Since last week I was planning on making Korean oxbone soup. Unfortunately, the market only had oxtail and not beef bones so time to make a new dish! Don’t you love when a dish just comes together out of thin air? Wanting a comforting bowl of soup and noodles, I’ve put together an Asian inspired oxtail stew with glass noodles. This stew may take some time to put together but with little active cooking time, it’s not that difficult. Are you ready for your kitchen to smell glorious?
**Helpful tips and common mistakes
Preparing this oxtail stew with glass noodles may seem tedious but it’s really just a matter of waiting. Trust me, the broth will be worth it.
Soaking the oxtail in water prior to cooking allows any blood to be washed off.
Boiling the bones before cooking allows the blood to cook out and any scum from the bones to be removed. The bones will feel oily when rinsing, but don’t worry since you will skim the fat off the soup later.

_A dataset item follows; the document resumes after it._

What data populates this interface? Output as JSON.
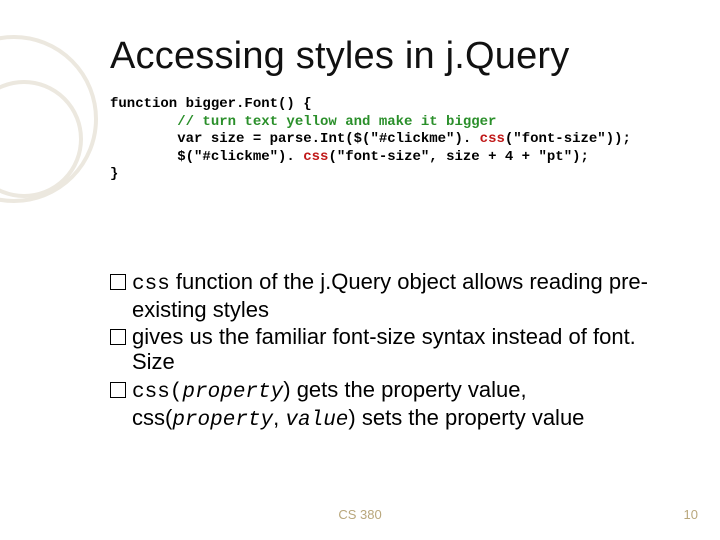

Three hours later, you will notice that the water becomes a murky, brownish color. This is simply from cooking the bones, allowing it to release the marrow. The broth now has great flavor from the bones and oxtail and is a wonderful base for your stew. The meat on the oxtail is incredibly tender at this point and will easily fall off the bone.
If you don’t mind having the fat in your soup you can go ahead and proceed but once you refrigerate it, you will see the layer of fat on top; not quite appetizing for your stomach!
You can use dried chili for your soup but since I had these lovely Thai chilies growing outside, I took advantage of it. Use less if you want a milder soup or none at all.
You can purchase dark caramel soy sauce at your local Asian market but I decided to just make my own instead. Make the caramel by melting 2 tbsp white sugar with 3 tbsp water. Bring to a boil over medium-high heat. Keep a close eye on it because once it starts to turn slightly golden it will brown very quickly! Add 1/4 cup soy sauce once you have caramel. Add this to your stew.
When preparing bok choy, do not cut off the stems. Instead simply cut right through the stem. Clean the inside with water to remove any excess dirt.
One hour later and you have a beautiful broth. Since I used homemade caramel soy sauce, it didn’t have the same sweetness as the bottled dark caramel soy sauce. Solution? Add more brown sugar.
Glass noodles are so thin they don’t need to boil in water like pasta. Just soak in water, drain, and pour in your soup. It should cook in the hot liquid.
I truly enjoyed this stew. The beef was just so tender and the broth was full of flavor. The bok choy added a nice crunch while the snow peas and carrots lent a sweetness to the stew. Sometimes unplanned meals end up being the best ones!
Looking for someone to come to your house and prepare these dishes for you? It is possible! If you are in Los Angeles and looking for a private chef, please feel free to contact me. For more information, visit Private Kitchen Los Angeles.